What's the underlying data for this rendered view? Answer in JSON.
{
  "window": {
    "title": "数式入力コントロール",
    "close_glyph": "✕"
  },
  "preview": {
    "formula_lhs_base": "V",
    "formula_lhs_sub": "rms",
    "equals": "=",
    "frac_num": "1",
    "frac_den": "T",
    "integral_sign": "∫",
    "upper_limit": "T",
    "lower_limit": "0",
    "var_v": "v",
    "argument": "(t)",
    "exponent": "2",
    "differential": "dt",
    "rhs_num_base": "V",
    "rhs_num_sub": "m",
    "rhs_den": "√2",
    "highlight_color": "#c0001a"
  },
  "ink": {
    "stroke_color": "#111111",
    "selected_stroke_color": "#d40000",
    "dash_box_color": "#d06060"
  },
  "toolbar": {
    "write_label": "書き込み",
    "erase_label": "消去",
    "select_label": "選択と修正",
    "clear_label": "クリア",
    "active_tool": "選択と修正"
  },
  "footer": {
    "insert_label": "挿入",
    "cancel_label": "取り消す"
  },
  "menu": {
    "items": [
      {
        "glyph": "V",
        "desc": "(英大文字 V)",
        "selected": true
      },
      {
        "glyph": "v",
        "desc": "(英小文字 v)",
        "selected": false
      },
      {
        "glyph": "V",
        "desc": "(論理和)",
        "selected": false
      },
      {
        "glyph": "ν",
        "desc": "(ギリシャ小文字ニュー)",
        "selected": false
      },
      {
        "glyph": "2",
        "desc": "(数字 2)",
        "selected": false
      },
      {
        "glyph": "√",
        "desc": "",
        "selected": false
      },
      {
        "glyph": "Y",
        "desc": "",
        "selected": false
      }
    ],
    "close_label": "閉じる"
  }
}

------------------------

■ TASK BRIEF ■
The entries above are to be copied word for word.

■ RESPONSE TO THIS EXERCISE ■
What's the underlying data for this rendered view? Answer in JSON.
{
  "window": {
    "title": "数式入力コントロール",
    "close_glyph": "✕"
  },
  "preview": {
    "formula_lhs_base": "V",
    "formula_lhs_sub": "rms",
    "equals": "=",
    "frac_num": "1",
    "frac_den": "T",
    "integral_sign": "∫",
    "upper_limit": "T",
    "lower_limit": "0",
    "var_v": "v",
    "argument": "(t)",
    "exponent": "2",
    "differential": "dt",
    "rhs_num_base": "V",
    "rhs_num_sub": "m",
    "rhs_den": "√2",
    "highlight_color": "#c0001a"
  },
  "ink": {
    "stroke_color": "#111111",
    "selected_stroke_color": "#d40000",
    "dash_box_color": "#d06060"
  },
  "toolbar": {
    "write_label": "書き込み",
    "erase_label": "消去",
    "select_label": "選択と修正",
    "clear_label": "クリア",
    "active_tool": "選択と修正"
  },
  "footer": {
    "insert_label": "挿入",
    "cancel_label": "取り消す"
  },
  "menu": {
    "items": [
      {
        "glyph": "V",
        "desc": "(英大文字 V)",
        "selected": true
      },
      {
        "glyph": "v",
        "desc": "(英小文字 v)",
        "selected": false
      },
      {
        "glyph": "V",
        "desc": "(論理和)",
        "selected": false
      },
      {
        "glyph": "ν",
        "desc": "(ギリシャ小文字ニュー)",
        "selected": false
      },
      {
        "glyph": "2",
        "desc": "(数字 2)",
        "selected": false
      },
      {
        "glyph": "√",
        "desc": "",
        "selected": false
      },
      {
        "glyph": "Y",
        "desc": "",
        "selected": false
      }
    ],
    "close_label": "閉じる"
  }
}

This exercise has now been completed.